ABOUT THIS TASK →
All records that follow are to be output exactly.
---+---
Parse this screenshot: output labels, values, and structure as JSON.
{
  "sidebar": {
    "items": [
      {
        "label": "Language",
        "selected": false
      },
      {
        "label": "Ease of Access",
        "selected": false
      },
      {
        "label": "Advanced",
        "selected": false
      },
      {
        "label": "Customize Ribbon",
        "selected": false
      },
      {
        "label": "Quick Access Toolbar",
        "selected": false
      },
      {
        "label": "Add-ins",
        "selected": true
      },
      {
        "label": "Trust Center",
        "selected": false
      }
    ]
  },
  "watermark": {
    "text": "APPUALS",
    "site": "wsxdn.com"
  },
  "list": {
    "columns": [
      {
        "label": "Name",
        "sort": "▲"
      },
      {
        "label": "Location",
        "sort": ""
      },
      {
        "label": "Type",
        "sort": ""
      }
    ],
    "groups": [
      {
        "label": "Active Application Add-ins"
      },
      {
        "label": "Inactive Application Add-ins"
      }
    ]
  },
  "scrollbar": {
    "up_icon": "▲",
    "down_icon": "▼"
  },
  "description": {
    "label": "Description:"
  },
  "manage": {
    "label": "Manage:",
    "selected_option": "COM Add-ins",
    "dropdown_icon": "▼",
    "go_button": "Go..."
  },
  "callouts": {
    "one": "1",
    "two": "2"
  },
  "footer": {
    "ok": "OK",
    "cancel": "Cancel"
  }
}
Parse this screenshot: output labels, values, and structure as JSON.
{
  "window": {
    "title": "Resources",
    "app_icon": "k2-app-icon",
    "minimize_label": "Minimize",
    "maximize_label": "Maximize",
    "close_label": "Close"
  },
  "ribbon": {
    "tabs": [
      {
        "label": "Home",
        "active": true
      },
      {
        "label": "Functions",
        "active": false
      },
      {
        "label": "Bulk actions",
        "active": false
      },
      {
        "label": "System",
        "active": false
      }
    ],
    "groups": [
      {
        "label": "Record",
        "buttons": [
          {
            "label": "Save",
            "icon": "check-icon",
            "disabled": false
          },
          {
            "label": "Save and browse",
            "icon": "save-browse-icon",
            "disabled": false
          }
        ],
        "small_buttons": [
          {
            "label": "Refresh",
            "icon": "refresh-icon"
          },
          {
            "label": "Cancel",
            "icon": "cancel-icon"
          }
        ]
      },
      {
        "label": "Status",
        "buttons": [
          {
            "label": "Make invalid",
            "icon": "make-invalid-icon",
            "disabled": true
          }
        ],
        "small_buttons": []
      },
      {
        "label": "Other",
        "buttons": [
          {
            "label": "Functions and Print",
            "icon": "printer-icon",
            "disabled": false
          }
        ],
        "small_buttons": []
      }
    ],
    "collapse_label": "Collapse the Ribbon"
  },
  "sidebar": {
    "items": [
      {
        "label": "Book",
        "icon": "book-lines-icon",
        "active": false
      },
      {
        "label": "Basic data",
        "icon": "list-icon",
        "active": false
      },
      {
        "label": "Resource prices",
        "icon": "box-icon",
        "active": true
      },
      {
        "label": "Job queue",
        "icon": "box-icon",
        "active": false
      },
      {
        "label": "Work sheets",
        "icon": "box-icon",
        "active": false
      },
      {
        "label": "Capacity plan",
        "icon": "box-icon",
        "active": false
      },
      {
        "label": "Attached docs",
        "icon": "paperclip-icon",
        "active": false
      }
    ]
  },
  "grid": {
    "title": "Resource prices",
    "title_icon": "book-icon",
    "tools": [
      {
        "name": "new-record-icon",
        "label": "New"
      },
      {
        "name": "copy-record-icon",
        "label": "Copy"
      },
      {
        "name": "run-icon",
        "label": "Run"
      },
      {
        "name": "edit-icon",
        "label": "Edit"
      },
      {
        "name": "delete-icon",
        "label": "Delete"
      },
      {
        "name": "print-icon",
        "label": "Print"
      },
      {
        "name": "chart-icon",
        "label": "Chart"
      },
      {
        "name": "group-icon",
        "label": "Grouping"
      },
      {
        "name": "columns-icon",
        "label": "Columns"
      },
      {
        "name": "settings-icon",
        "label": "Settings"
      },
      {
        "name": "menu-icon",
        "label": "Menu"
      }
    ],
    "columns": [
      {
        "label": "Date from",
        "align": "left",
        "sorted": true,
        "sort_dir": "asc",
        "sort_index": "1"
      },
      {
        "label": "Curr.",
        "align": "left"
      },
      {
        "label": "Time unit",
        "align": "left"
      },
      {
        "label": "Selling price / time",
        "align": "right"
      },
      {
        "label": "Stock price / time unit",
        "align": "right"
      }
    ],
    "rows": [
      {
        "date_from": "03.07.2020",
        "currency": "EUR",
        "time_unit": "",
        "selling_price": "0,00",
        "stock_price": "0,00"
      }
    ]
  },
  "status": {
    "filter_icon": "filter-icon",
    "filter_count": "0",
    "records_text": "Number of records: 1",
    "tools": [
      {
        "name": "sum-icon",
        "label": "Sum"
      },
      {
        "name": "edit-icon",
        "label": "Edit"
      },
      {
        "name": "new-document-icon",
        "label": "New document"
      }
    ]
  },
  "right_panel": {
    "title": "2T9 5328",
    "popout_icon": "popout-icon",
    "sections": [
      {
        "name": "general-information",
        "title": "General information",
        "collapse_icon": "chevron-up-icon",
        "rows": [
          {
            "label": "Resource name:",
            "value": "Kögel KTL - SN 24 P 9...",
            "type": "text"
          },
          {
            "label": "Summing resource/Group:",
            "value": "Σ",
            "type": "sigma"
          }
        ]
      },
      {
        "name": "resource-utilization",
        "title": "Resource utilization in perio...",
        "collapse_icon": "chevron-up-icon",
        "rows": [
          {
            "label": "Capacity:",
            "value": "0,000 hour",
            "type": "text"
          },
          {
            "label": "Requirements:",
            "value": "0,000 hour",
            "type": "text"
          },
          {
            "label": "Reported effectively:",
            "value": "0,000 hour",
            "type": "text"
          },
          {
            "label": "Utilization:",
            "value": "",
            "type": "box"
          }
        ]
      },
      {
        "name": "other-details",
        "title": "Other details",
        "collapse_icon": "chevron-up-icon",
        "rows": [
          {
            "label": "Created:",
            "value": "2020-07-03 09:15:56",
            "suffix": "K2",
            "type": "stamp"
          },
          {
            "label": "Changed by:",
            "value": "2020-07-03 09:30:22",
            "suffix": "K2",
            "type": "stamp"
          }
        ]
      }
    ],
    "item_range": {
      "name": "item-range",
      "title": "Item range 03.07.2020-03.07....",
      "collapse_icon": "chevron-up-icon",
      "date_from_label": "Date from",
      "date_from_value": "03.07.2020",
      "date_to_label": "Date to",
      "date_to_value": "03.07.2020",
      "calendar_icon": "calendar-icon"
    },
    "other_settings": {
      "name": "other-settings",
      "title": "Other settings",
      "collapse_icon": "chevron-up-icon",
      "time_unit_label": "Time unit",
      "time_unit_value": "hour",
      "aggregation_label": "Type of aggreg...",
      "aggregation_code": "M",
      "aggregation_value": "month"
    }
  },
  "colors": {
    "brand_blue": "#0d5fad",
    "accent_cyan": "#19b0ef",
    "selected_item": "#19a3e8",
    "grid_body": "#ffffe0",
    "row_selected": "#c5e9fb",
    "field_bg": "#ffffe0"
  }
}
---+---
SOLVED PROBLEM →
Parse this screenshot: output labels, values, and structure as JSON.
{
  "sidebar": {
    "items": [
      {
        "label": "Language",
        "selected": false
      },
      {
        "label": "Ease of Access",
        "selected": false
      },
      {
        "label": "Advanced",
        "selected": false
      },
      {
        "label": "Customize Ribbon",
        "selected": false
      },
      {
        "label": "Quick Access Toolbar",
        "selected": false
      },
      {
        "label": "Add-ins",
        "selected": true
      },
      {
        "label": "Trust Center",
        "selected": false
      }
    ]
  },
  "watermark": {
    "text": "APPUALS",
    "site": "wsxdn.com"
  },
  "list": {
    "columns": [
      {
        "label": "Name",
        "sort": "▲"
      },
      {
        "label": "Location",
        "sort": ""
      },
      {
        "label": "Type",
        "sort": ""
      }
    ],
    "groups": [
      {
        "label": "Active Application Add-ins"
      },
      {
        "label": "Inactive Application Add-ins"
      }
    ]
  },
  "scrollbar": {
    "up_icon": "▲",
    "down_icon": "▼"
  },
  "description": {
    "label": "Description:"
  },
  "manage": {
    "label": "Manage:",
    "selected_option": "COM Add-ins",
    "dropdown_icon": "▼",
    "go_button": "Go..."
  },
  "callouts": {
    "one": "1",
    "two": "2"
  },
  "footer": {
    "ok": "OK",
    "cancel": "Cancel"
  }
}
Parse this screenshot: output labels, values, and structure as JSON.
{
  "window": {
    "title": "Resources",
    "app_icon": "k2-app-icon",
    "minimize_label": "Minimize",
    "maximize_label": "Maximize",
    "close_label": "Close"
  },
  "ribbon": {
    "tabs": [
      {
        "label": "Home",
        "active": true
      },
      {
        "label": "Functions",
        "active": false
      },
      {
        "label": "Bulk actions",
        "active": false
      },
      {
        "label": "System",
        "active": false
      }
    ],
    "groups": [
      {
        "label": "Record",
        "buttons": [
          {
            "label": "Save",
            "icon": "check-icon",
            "disabled": false
          },
          {
            "label": "Save and browse",
            "icon": "save-browse-icon",
            "disabled": false
          }
        ],
        "small_buttons": [
          {
            "label": "Refresh",
            "icon": "refresh-icon"
          },
          {
            "label": "Cancel",
            "icon": "cancel-icon"
          }
        ]
      },
      {
        "label": "Status",
        "buttons": [
          {
            "label": "Make invalid",
            "icon": "make-invalid-icon",
            "disabled": true
          }
        ],
        "small_buttons": []
      },
      {
        "label": "Other",
        "buttons": [
          {
            "label": "Functions and Print",
            "icon": "printer-icon",
            "disabled": false
          }
        ],
        "small_buttons": []
      }
    ],
    "collapse_label": "Collapse the Ribbon"
  },
  "sidebar": {
    "items": [
      {
        "label": "Book",
        "icon": "book-lines-icon",
        "active": false
      },
      {
        "label": "Basic data",
        "icon": "list-icon",
        "active": false
      },
      {
        "label": "Resource prices",
        "icon": "box-icon",
        "active": true
      },
      {
        "label": "Job queue",
        "icon": "box-icon",
        "active": false
      },
      {
        "label": "Work sheets",
        "icon": "box-icon",
        "active": false
      },
      {
        "label": "Capacity plan",
        "icon": "box-icon",
        "active": false
      },
      {
        "label": "Attached docs",
        "icon": "paperclip-icon",
        "active": false
      }
    ]
  },
  "grid": {
    "title": "Resource prices",
    "title_icon": "book-icon",
    "tools": [
      {
        "name": "new-record-icon",
        "label": "New"
      },
      {
        "name": "copy-record-icon",
        "label": "Copy"
      },
      {
        "name": "run-icon",
        "label": "Run"
      },
      {
        "name": "edit-icon",
        "label": "Edit"
      },
      {
        "name": "delete-icon",
        "label": "Delete"
      },
      {
        "name": "print-icon",
        "label": "Print"
      },
      {
        "name": "chart-icon",
        "label": "Chart"
      },
      {
        "name": "group-icon",
        "label": "Grouping"
      },
      {
        "name": "columns-icon",
        "label": "Columns"
      },
      {
        "name": "settings-icon",
        "label": "Settings"
      },
      {
        "name": "menu-icon",
        "label": "Menu"
      }
    ],
    "columns": [
      {
        "label": "Date from",
        "align": "left",
        "sorted": true,
        "sort_dir": "asc",
        "sort_index": "1"
      },
      {
        "label": "Curr.",
        "align": "left"
      },
      {
        "label": "Time unit",
        "align": "left"
      },
      {
        "label": "Selling price / time",
        "align": "right"
      },
      {
        "label": "Stock price / time unit",
        "align": "right"
      }
    ],
    "rows": [
      {
        "date_from": "03.07.2020",
        "currency": "EUR",
        "time_unit": "",
        "selling_price": "0,00",
        "stock_price": "0,00"
      }
    ]
  },
  "status": {
    "filter_icon": "filter-icon",
    "filter_count": "0",
    "records_text": "Number of records: 1",
    "tools": [
      {
        "name": "sum-icon",
        "label": "Sum"
      },
      {
        "name": "edit-icon",
        "label": "Edit"
      },
      {
        "name": "new-document-icon",
        "label": "New document"
      }
    ]
  },
  "right_panel": {
    "title": "2T9 5328",
    "popout_icon": "popout-icon",
    "sections": [
      {
        "name": "general-information",
        "title": "General information",
        "collapse_icon": "chevron-up-icon",
        "rows": [
          {
            "label": "Resource name:",
            "value": "Kögel KTL - SN 24 P 9...",
            "type": "text"
          },
          {
            "label": "Summing resource/Group:",
            "value": "Σ",
            "type": "sigma"
          }
        ]
      },
      {
        "name": "resource-utilization",
        "title": "Resource utilization in perio...",
        "collapse_icon": "chevron-up-icon",
        "rows": [
          {
            "label": "Capacity:",
            "value": "0,000 hour",
            "type": "text"
          },
          {
            "label": "Requirements:",
            "value": "0,000 hour",
            "type": "text"
          },
          {
            "label": "Reported effectively:",
            "value": "0,000 hour",
            "type": "text"
          },
          {
            "label": "Utilization:",
            "value": "",
            "type": "box"
          }
        ]
      },
      {
        "name": "other-details",
        "title": "Other details",
        "collapse_icon": "chevron-up-icon",
        "rows": [
          {
            "label": "Created:",
            "value": "2020-07-03 09:15:56",
            "suffix": "K2",
            "type": "stamp"
          },
          {
            "label": "Changed by:",
            "value": "2020-07-03 09:30:22",
            "suffix": "K2",
            "type": "stamp"
          }
        ]
      }
    ],
    "item_range": {
      "name": "item-range",
      "title": "Item range 03.07.2020-03.07....",
      "collapse_icon": "chevron-up-icon",
      "date_from_label": "Date from",
      "date_from_value": "03.07.2020",
      "date_to_label": "Date to",
      "date_to_value": "03.07.2020",
      "calendar_icon": "calendar-icon"
    },
    "other_settings": {
      "name": "other-settings",
      "title": "Other settings",
      "collapse_icon": "chevron-up-icon",
      "time_unit_label": "Time unit",
      "time_unit_value": "hour",
      "aggregation_label": "Type of aggreg...",
      "aggregation_code": "M",
      "aggregation_value": "month"
    }
  },
  "colors": {
    "brand_blue": "#0d5fad",
    "accent_cyan": "#19b0ef",
    "selected_item": "#19a3e8",
    "grid_body": "#ffffe0",
    "row_selected": "#c5e9fb",
    "field_bg": "#ffffe0"
  }
}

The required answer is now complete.